GOAL OF THE EXERCISE
Below are the records; copy each line in which "name" can be found.
▶
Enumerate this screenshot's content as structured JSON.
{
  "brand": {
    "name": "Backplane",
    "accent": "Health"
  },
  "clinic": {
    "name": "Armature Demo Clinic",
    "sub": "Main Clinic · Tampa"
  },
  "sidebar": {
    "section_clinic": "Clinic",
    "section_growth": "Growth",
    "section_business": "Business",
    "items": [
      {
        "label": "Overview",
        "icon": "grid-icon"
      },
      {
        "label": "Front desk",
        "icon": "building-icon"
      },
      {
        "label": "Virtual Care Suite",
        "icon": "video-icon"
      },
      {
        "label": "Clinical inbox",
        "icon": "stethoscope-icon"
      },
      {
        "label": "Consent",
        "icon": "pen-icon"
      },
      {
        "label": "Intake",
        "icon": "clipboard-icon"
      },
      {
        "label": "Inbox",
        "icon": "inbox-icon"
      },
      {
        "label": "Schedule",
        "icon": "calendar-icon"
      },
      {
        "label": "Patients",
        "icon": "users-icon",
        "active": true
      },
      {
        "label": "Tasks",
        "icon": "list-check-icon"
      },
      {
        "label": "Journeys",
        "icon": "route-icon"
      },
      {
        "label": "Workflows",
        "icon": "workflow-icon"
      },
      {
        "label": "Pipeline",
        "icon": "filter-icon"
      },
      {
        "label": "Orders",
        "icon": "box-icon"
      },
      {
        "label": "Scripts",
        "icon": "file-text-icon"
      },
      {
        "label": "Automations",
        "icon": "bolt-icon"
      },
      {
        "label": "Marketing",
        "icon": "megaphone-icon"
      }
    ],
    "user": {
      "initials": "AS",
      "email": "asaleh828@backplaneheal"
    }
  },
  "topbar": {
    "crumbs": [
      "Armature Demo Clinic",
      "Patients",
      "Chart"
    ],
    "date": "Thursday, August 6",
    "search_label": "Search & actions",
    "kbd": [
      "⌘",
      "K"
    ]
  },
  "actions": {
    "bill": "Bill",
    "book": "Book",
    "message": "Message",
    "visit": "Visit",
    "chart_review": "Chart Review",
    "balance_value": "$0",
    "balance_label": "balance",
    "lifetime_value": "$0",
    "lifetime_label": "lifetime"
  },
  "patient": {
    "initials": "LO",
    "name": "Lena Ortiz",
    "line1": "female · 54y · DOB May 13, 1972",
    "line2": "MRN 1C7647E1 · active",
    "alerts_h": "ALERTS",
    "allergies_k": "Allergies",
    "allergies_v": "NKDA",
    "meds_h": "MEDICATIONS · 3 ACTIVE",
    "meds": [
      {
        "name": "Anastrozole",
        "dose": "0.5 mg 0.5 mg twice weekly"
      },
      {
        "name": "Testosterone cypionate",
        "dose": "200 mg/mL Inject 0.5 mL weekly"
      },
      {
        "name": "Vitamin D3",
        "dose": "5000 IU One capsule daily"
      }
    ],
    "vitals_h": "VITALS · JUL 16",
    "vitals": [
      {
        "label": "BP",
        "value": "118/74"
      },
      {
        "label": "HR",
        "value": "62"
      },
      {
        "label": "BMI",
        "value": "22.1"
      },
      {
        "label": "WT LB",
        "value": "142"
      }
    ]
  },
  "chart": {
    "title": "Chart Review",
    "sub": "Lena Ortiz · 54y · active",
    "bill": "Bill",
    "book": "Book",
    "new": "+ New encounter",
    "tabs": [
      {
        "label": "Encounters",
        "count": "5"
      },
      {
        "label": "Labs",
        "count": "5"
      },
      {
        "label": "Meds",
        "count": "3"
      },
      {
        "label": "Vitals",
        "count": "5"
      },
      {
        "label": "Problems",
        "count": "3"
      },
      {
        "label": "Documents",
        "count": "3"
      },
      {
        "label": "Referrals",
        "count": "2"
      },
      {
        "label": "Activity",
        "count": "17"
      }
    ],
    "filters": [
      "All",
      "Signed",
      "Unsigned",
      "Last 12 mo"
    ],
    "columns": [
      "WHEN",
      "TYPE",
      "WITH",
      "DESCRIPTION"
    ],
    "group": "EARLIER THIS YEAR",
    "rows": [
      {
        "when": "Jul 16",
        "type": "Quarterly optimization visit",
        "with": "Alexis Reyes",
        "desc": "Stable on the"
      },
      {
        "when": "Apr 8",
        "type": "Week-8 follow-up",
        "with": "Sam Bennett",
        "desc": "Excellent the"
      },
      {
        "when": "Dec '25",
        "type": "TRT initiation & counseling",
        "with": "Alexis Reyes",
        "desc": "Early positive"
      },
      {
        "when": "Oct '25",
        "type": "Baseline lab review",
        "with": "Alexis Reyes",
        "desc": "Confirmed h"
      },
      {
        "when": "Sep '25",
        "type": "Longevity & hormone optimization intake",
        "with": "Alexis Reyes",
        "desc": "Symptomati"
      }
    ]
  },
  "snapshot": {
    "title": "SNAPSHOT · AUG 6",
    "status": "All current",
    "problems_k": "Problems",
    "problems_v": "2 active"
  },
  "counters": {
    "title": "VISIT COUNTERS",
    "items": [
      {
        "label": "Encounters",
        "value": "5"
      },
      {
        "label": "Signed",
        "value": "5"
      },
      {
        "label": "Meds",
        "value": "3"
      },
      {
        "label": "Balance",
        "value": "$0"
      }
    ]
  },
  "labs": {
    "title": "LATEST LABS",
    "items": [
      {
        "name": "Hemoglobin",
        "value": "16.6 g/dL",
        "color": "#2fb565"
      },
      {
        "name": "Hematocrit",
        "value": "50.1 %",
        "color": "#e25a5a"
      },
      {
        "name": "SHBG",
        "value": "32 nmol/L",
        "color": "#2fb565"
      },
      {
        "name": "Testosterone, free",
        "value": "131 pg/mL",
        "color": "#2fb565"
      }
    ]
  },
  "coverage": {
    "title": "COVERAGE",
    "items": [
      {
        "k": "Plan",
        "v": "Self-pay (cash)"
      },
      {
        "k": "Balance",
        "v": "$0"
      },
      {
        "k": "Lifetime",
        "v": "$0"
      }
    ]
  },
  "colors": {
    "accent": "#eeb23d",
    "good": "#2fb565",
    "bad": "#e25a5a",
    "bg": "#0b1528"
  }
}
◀
RESPONSE
    "name": "Backplane",
    "name": "Armature Demo Clinic",
    "name": "Lena Ortiz",
        "name": "Anastrozole",
        "name": "Testosterone cypionate",
        "name": "Vitamin D3",
        "name": "Hemoglobin",
        "name": "Hematocrit",
        "name": "SHBG",
        "name": "Testosterone, free",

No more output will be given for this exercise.